Whenever I post my TALES FROM THE BAYOU stories, I'm not trying to garner sympathy. I'm not trying to get my readers to say, "awww poor, POOR Donna". What I AM trying to do is tell these tales in such a way as to draw my readers back in time to a place I called home many years ago and during a time...as Billy Joel likes to say..."when I wore a younger (wo)man's shoes". I guess I will let my readers be the judge...
Circa 1964...I wasn't much more than a toddler but I can still remember the old "icebox" Mother had in the kitchen. Some of you might not have even heard of the word icebox before but it was called that because quite literally there was a compartment on top where you would place a huge block of ice to help cool the perishable items stored in the compartment below it. I can remember the rides to the ice house in the back of a beat up old Chevy truck...way before the time people thought it too dangerous to throw four young kids in the back and just let them bounce around as you go down the road. What a grand adventure it was! I knew when I got to the local ice house there would be some guy with a pair of huge ice pick tongs eager to throw that fifty or one hundred pounds of solid ice onto the blanket laid out in the back of our truck. Then it was back to the house to load it into the back of our ice box so we could have something cool to eat or drink the next day. I never stopped to think that everyone else in town probably had REAL refrigerators...I just thought trips to the ice house on a Saturday morning was what everyone did.
Then there was Mother's little habit of needing a smoke. Mother chose cigarettes, probably not because she liked them so much as the fact it helped kill her appetite. Back then cigarettes didn't cost anywhere what it does these days but even so Mother couldn't scrape enough together at the end of Daddy's paycheck to get the store bought kind so she had to roll her own. I can still remember that big ol' can of loose tobacco and the bundle of papers she had to roll it in. Not one to be outdone by circumstance, Mother even made sure to tap a cheap filter into one end of her homemade smokes to give a little bit of class to what she was reduced to doing.
I can even remember when store bought bread was 20 cents a loaf but since we didn't have the extra money to throw away on such frivolous things, Mother would make homemade bread several times a week. I can easily remember the heavenly aroma of a freshly baked slice of bread slathered with homemade churned butter. There were many times I was forced to eat things you just never considered to be edible, but Mother's homemade bread wasn't one of them!

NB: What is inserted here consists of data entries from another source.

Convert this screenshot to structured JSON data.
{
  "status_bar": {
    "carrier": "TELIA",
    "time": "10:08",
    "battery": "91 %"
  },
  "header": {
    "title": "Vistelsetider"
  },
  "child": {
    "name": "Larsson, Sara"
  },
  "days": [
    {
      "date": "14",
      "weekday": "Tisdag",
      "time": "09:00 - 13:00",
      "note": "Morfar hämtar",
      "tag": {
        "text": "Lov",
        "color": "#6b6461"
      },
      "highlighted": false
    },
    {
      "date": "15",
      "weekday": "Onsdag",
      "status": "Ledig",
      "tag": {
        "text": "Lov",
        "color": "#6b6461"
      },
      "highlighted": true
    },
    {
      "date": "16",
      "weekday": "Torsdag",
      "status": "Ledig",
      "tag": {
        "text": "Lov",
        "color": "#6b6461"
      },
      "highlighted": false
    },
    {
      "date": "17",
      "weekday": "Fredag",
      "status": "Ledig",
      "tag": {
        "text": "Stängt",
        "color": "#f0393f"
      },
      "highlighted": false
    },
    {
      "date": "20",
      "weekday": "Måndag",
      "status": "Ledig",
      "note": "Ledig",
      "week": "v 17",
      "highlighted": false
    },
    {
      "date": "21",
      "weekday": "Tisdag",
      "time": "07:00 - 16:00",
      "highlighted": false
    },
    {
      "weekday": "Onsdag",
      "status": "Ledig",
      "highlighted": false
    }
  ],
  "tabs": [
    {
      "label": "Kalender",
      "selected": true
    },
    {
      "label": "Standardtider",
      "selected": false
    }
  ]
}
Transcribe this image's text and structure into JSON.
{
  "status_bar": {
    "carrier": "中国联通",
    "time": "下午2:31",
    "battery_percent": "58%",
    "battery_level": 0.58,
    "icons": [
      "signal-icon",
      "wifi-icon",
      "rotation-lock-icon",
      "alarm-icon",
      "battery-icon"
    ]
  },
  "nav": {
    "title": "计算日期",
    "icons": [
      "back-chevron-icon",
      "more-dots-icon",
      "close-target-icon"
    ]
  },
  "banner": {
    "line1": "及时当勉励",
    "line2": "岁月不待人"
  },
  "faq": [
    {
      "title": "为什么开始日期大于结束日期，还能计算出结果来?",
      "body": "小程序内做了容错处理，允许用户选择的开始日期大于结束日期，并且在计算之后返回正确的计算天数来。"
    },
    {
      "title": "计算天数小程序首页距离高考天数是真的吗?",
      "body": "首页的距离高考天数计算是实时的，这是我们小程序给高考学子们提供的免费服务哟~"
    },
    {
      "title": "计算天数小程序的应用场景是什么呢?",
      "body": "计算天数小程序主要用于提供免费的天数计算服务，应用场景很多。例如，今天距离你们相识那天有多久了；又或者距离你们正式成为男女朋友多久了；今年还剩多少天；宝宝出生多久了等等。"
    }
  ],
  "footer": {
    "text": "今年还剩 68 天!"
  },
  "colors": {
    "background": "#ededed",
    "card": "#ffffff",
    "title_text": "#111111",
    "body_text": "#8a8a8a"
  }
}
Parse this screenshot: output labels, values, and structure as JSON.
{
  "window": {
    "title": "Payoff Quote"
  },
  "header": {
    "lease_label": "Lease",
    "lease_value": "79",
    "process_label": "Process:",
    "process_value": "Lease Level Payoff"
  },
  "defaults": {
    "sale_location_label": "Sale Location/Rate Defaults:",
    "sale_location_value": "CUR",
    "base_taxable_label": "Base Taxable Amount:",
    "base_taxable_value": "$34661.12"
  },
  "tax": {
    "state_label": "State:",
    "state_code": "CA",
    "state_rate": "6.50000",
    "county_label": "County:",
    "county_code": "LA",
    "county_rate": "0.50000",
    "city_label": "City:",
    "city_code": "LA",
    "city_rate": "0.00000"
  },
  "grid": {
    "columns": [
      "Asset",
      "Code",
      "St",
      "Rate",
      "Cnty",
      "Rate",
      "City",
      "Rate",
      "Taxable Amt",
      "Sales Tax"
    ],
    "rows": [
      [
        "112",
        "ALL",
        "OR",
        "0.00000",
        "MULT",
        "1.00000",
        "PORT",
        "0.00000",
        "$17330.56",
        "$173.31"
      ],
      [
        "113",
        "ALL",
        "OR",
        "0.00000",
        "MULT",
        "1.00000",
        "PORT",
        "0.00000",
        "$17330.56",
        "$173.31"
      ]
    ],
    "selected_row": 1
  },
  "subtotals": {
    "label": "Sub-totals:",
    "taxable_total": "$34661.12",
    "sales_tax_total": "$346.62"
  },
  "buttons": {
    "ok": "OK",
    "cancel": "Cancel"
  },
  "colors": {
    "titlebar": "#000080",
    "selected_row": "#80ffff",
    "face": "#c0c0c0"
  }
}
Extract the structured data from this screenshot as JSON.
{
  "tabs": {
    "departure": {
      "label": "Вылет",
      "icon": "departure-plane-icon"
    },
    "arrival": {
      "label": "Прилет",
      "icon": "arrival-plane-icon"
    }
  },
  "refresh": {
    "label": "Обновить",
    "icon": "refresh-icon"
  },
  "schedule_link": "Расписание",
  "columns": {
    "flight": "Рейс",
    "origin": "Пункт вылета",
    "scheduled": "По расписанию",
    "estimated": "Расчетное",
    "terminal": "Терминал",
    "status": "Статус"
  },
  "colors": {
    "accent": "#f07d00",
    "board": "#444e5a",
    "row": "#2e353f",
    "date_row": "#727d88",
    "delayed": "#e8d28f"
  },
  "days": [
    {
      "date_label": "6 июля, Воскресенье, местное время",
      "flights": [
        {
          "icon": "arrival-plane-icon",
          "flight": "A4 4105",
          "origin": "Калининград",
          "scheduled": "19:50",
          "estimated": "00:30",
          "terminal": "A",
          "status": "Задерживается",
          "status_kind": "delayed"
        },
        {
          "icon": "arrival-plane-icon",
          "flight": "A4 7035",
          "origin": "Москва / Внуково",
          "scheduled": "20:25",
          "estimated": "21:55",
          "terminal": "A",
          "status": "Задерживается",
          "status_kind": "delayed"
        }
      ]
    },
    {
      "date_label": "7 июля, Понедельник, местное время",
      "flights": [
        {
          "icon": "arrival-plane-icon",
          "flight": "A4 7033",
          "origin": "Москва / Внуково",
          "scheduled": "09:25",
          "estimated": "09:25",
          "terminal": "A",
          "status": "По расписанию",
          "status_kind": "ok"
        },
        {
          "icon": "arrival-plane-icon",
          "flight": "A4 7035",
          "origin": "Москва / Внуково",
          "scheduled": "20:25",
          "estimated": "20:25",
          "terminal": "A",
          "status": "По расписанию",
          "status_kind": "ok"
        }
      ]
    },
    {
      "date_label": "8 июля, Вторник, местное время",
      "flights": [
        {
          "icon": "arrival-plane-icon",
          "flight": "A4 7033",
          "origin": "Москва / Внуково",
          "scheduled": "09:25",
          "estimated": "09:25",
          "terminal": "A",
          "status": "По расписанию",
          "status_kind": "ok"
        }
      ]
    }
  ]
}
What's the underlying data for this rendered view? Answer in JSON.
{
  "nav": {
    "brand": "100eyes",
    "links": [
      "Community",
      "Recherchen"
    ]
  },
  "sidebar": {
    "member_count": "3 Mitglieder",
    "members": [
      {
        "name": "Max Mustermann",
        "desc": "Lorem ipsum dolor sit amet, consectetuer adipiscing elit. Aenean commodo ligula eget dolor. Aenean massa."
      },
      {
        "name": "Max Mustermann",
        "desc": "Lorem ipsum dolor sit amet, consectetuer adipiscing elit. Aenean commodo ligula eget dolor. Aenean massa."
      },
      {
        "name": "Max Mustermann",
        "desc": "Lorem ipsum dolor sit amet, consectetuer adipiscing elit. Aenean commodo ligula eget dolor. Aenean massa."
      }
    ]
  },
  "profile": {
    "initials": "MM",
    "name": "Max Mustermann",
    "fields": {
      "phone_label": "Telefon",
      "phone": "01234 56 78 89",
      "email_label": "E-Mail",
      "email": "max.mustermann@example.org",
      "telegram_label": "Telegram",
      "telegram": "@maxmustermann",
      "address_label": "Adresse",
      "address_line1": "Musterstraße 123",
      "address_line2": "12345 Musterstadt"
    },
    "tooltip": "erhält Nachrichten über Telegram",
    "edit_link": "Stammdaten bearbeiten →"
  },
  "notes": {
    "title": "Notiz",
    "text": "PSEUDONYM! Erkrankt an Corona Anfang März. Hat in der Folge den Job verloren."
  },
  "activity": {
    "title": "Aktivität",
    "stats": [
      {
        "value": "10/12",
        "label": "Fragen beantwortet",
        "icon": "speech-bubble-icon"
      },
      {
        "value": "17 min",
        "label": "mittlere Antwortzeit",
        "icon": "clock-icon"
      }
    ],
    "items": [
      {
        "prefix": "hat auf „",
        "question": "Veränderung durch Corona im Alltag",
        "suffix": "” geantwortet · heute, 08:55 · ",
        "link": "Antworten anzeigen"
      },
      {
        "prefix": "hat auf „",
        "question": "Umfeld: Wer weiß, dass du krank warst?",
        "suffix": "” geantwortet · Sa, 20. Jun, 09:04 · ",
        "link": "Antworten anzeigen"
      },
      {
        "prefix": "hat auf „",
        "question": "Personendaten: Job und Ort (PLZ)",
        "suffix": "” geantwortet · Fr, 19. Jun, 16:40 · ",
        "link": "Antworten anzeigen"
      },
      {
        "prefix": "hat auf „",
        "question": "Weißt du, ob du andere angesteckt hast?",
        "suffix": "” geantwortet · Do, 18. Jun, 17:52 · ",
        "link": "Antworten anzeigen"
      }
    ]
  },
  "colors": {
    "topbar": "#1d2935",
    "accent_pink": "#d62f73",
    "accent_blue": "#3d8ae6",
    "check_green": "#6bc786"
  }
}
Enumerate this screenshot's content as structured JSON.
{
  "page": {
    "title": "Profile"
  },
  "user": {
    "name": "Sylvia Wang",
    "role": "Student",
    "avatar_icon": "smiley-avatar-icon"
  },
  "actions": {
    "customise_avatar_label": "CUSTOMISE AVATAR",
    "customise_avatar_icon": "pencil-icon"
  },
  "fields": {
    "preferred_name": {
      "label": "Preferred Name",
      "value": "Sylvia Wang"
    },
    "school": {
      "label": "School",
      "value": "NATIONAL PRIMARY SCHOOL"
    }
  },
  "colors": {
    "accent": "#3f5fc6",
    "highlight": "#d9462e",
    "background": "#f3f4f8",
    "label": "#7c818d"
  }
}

But I think it was when Mother couldn't pay for the gas to heat up her morning coffee that she became the most creative. At first I didn't make the connection between the utilities being cut off and Mother's lack of morning hot beverage. I would just follow orders when she'd tell me to go lay the garden hose out on the grass in the back yard where the hot summer sun could beat down on it. I always wondered if it was some kind of ritual she performed to the "garden gods" so we could harvest a lot of vegetables.
I discovered the truth when I caught my Mother coming out of the house one day and making her way to the garden hose with cup in hand. Quickly she turned on the water and captured the solar heated liquid so she could mix it with the instant coffee waiting inside. She may not have heat to cook a meal, but by God, she was going to figure out a way to have a cup of hot coffee to start her day! I can only hope a little bit of her creativity has rubbed off on me...;~)